Israeli defense officials say they are prepared for a third stage of their offensive, in which ground troops would push further into Gaza, but are waiting for approval from the government.
The officials, speaking on condition of anonymity because military plans have not been made public, said the army also has a contingency plan for a fourth phase-the full reoccupation of Gaza and toppling of Hamas. Israel withdrew from Gaza in 2005 after 38 years of military occupation.
One hopes that wherever this conflict goes, there is not a future occupation of Gaza. Such an undertaking would constitute a depressing backslide, and consume Israel in doomed political and PR machinations. However, if there really is a plan to crush Hamas, Israel should not worry about the occupation fetishists. They never stopped referring to Gaza as occupied anyway.
The term occupation has become both loaded and meaningless over the past few years. If, for example, a single American soldier shows up somewhere with an ammo belt, someone’s bound to call it an occupation. And it doesn’t even have to be on foreign soil: Cindy Sheehan accused George W. Bush of militarily occupying the state of Louisiana when the National Guard went in after Hurricane Katrina.

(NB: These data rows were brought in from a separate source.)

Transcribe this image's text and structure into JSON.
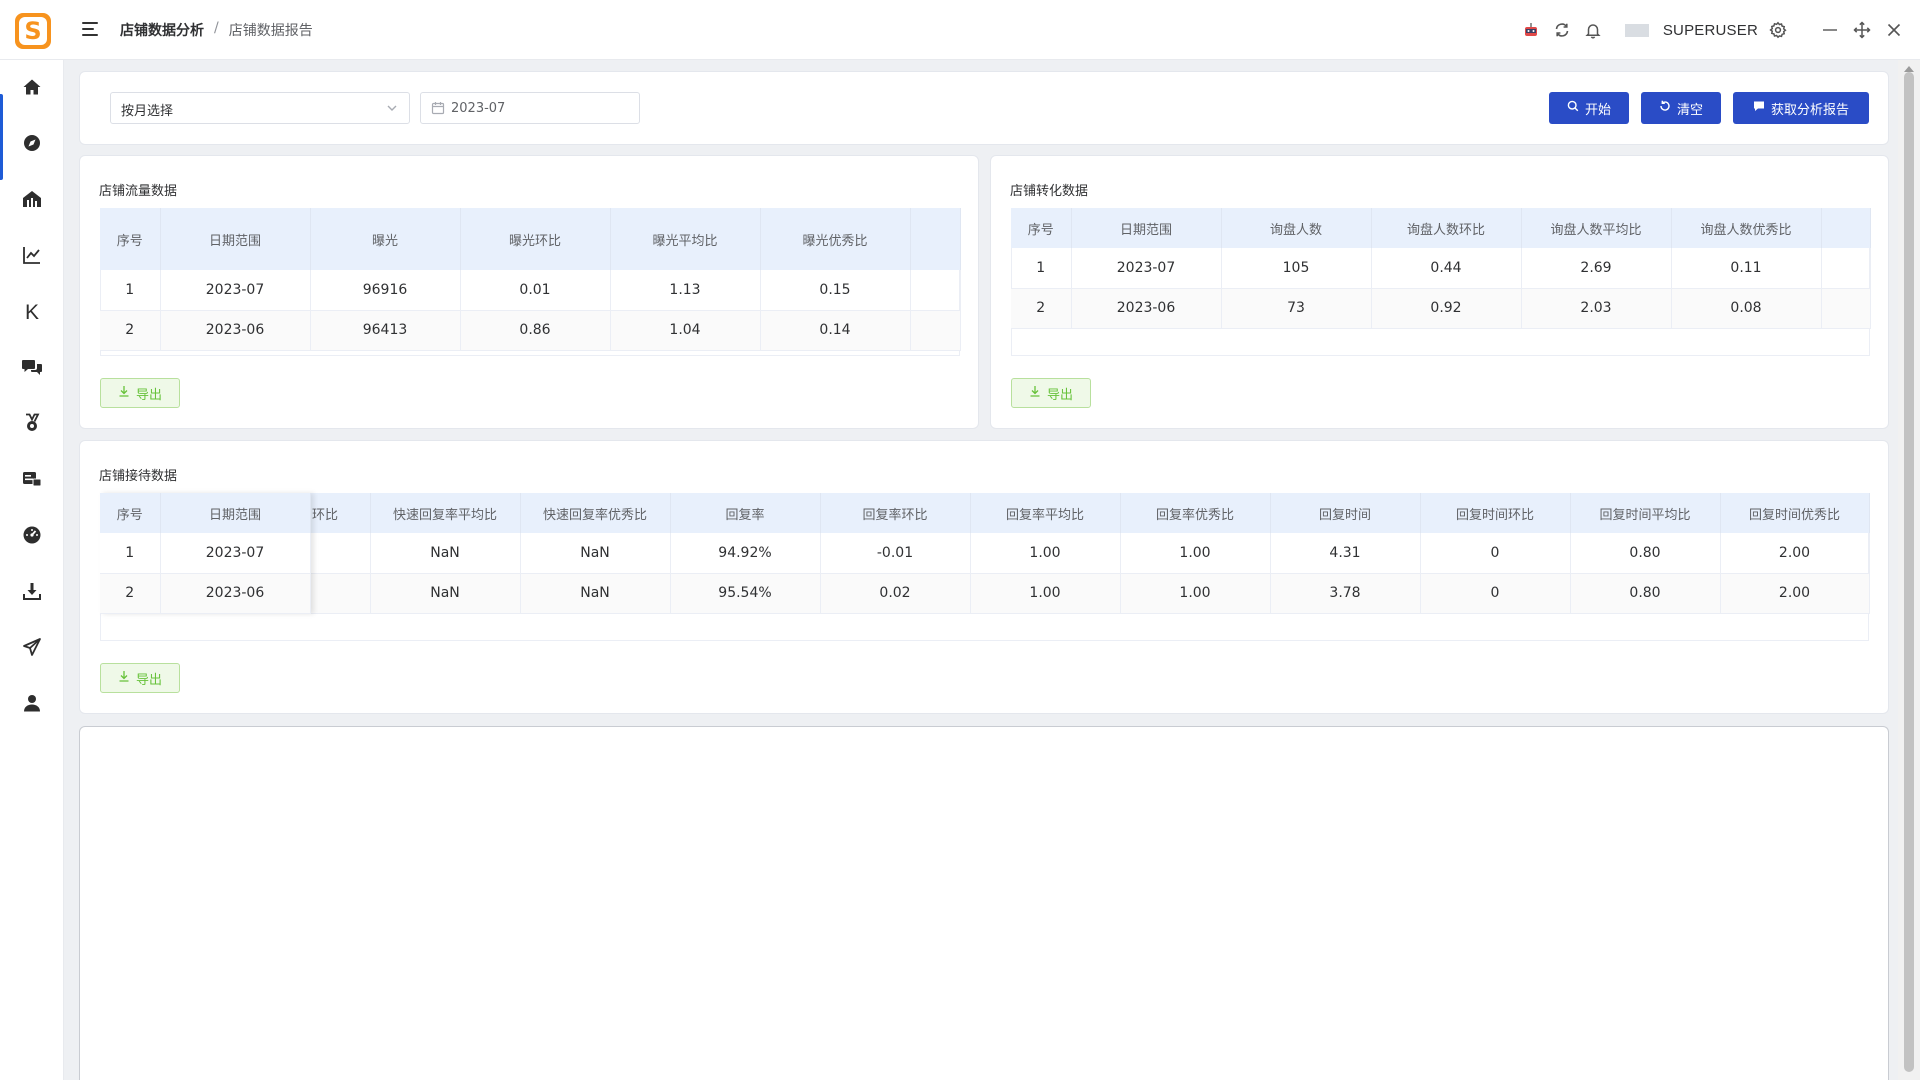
{
  "app": {
    "logo_letter": "S",
    "brand_color": "#f7931e",
    "accent_color": "#2a4cc6"
  },
  "header": {
    "breadcrumb": [
      "店铺数据分析",
      "店铺数据报告"
    ],
    "breadcrumb_separator": "/",
    "username": "SUPERUSER",
    "icons": [
      "robot-icon",
      "refresh-icon",
      "bell-icon",
      "avatar",
      "settings-gear-icon",
      "minimize-icon",
      "move-icon",
      "close-icon"
    ]
  },
  "sidebar": {
    "items": [
      {
        "icon": "home-icon"
      },
      {
        "icon": "compass-icon"
      },
      {
        "icon": "store-icon"
      },
      {
        "icon": "line-chart-icon"
      },
      {
        "icon": "letter-k-icon",
        "glyph": "K"
      },
      {
        "icon": "chat-icon"
      },
      {
        "icon": "medal-icon"
      },
      {
        "icon": "product-icon"
      },
      {
        "icon": "dashboard-icon"
      },
      {
        "icon": "download-icon"
      },
      {
        "icon": "send-icon"
      },
      {
        "icon": "user-icon"
      }
    ]
  },
  "filters": {
    "mode_select": "按月选择",
    "date_value": "2023-07",
    "buttons": {
      "start": "开始",
      "clear": "清空",
      "report": "获取分析报告"
    }
  },
  "traffic": {
    "title": "店铺流量数据",
    "columns": [
      "序号",
      "日期范围",
      "曝光",
      "曝光环比",
      "曝光平均比",
      "曝光优秀比"
    ],
    "rows": [
      [
        "1",
        "2023-07",
        "96916",
        "0.01",
        "1.13",
        "0.15"
      ],
      [
        "2",
        "2023-06",
        "96413",
        "0.86",
        "1.04",
        "0.14"
      ]
    ],
    "export": "导出"
  },
  "conversion": {
    "title": "店铺转化数据",
    "columns": [
      "序号",
      "日期范围",
      "询盘人数",
      "询盘人数环比",
      "询盘人数平均比",
      "询盘人数优秀比"
    ],
    "rows": [
      [
        "1",
        "2023-07",
        "105",
        "0.44",
        "2.69",
        "0.11"
      ],
      [
        "2",
        "2023-06",
        "73",
        "0.92",
        "2.03",
        "0.08"
      ]
    ],
    "export": "导出"
  },
  "reception": {
    "title": "店铺接待数据",
    "fixed_columns": [
      "序号",
      "日期范围"
    ],
    "columns": [
      "环比",
      "快速回复率平均比",
      "快速回复率优秀比",
      "回复率",
      "回复率环比",
      "回复率平均比",
      "回复率优秀比",
      "回复时间",
      "回复时间环比",
      "回复时间平均比",
      "回复时间优秀比"
    ],
    "rows": [
      {
        "fixed": [
          "1",
          "2023-07"
        ],
        "cells": [
          "",
          "NaN",
          "NaN",
          "94.92%",
          "-0.01",
          "1.00",
          "1.00",
          "4.31",
          "0",
          "0.80",
          "2.00"
        ]
      },
      {
        "fixed": [
          "2",
          "2023-06"
        ],
        "cells": [
          "",
          "NaN",
          "NaN",
          "95.54%",
          "0.02",
          "1.00",
          "1.00",
          "3.78",
          "0",
          "0.80",
          "2.00"
        ]
      }
    ],
    "export": "导出"
  }
}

But the truth is, like the word preemption, occupation is itself a neutral term and relies on political context for negative or positive connotation. Thank goodness the U.S. occupied Europe in the wake of World War II. Americans helped shape the post-war wasteland into a group of free and dynamic states with whom we could collaborate throughout the second half of the 20th Century. Similarly, the American occupation of Iraq (that ended December 4, 2007 with the approval of the Presidency Council of Iraq) was critical in enabling a decimated country to defend itself against saboteurs and rebuild. But in 1979, when the Soviet Union went into Afghanistan with 40,000 troops and installed Babrack Karmal as president, it embarked on a (failed) occupation to pursue the nakedly immoral and unjust goal of aggressive expansionism.

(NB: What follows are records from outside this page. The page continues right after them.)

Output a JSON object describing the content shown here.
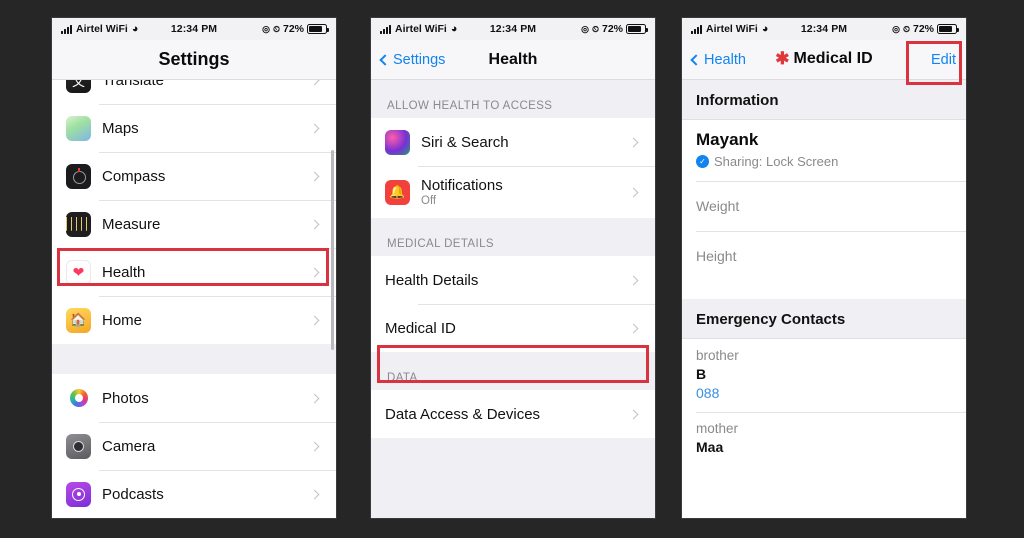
{
  "background_color": "#262626",
  "accent_blue": "#1184f0",
  "highlight_color": "#d9333f",
  "status_bar": {
    "carrier": "Airtel WiFi",
    "time": "12:34 PM",
    "battery_percent": "72%",
    "wifi_icon": "wifi-icon",
    "signal_icon": "signal-bars-icon",
    "location_icon": "location-services-icon",
    "alarm_icon": "alarm-icon",
    "battery_icon": "battery-icon"
  },
  "phone1": {
    "nav": {
      "title": "Settings"
    },
    "rows": [
      {
        "label": "Translate",
        "icon": "translate-app-icon",
        "icon_class": "ic-translate",
        "truncated": true
      },
      {
        "label": "Maps",
        "icon": "maps-app-icon",
        "icon_class": "ic-maps"
      },
      {
        "label": "Compass",
        "icon": "compass-app-icon",
        "icon_class": "ic-compass"
      },
      {
        "label": "Measure",
        "icon": "measure-app-icon",
        "icon_class": "ic-measure"
      },
      {
        "label": "Health",
        "icon": "health-app-icon",
        "icon_class": "ic-health",
        "highlighted": true
      },
      {
        "label": "Home",
        "icon": "home-app-icon",
        "icon_class": "ic-home"
      }
    ],
    "rows2": [
      {
        "label": "Photos",
        "icon": "photos-app-icon",
        "icon_class": "ic-photos"
      },
      {
        "label": "Camera",
        "icon": "camera-app-icon",
        "icon_class": "ic-camera"
      },
      {
        "label": "Podcasts",
        "icon": "podcasts-app-icon",
        "icon_class": "ic-podcasts"
      }
    ]
  },
  "phone2": {
    "nav": {
      "back": "Settings",
      "title": "Health"
    },
    "section1_header": "ALLOW HEALTH TO ACCESS",
    "section1_rows": [
      {
        "label": "Siri & Search",
        "sub": "",
        "icon": "siri-app-icon",
        "icon_class": "ic-siri"
      },
      {
        "label": "Notifications",
        "sub": "Off",
        "icon": "notifications-app-icon",
        "icon_class": "ic-notif"
      }
    ],
    "section2_header": "MEDICAL DETAILS",
    "section2_rows": [
      {
        "label": "Health Details"
      },
      {
        "label": "Medical ID",
        "highlighted": true
      }
    ],
    "section3_header": "DATA",
    "section3_rows": [
      {
        "label": "Data Access & Devices"
      }
    ]
  },
  "phone3": {
    "nav": {
      "back": "Health",
      "title": "Medical ID",
      "edit": "Edit",
      "medical_icon": "medical-asterisk-icon"
    },
    "information_header": "Information",
    "name": "Mayank",
    "sharing": "Sharing: Lock Screen",
    "sharing_icon": "check-circle-icon",
    "fields": [
      {
        "label": "Weight"
      },
      {
        "label": "Height"
      }
    ],
    "emergency_header": "Emergency Contacts",
    "contacts": [
      {
        "relation": "brother",
        "name": "B",
        "phone": "088"
      },
      {
        "relation": "mother",
        "name": "Maa",
        "phone": ""
      }
    ]
  }
}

If Hamas is to be toppled and Gaza occupied by Israel, surely supplanting a government that Ralph Peters today rightly describes as a “Jew-killing machine” with a temporary alternative puts that occupation on legitimate footing. As does the fact that Palestinian citizens of the occupied West Bank enjoy a host of freedoms not known to Gazans suffering under Hamas’s rule. Alas, the term sovereignty is another one that has been tortured into fitting a political agenda. And people have forgotten that sovereignty needs to be earned in order to be respected; a government that puts its citizens to use as both shields and ammunition in a war to exterminate Jews is nothing but a grotesque corruption of the idea.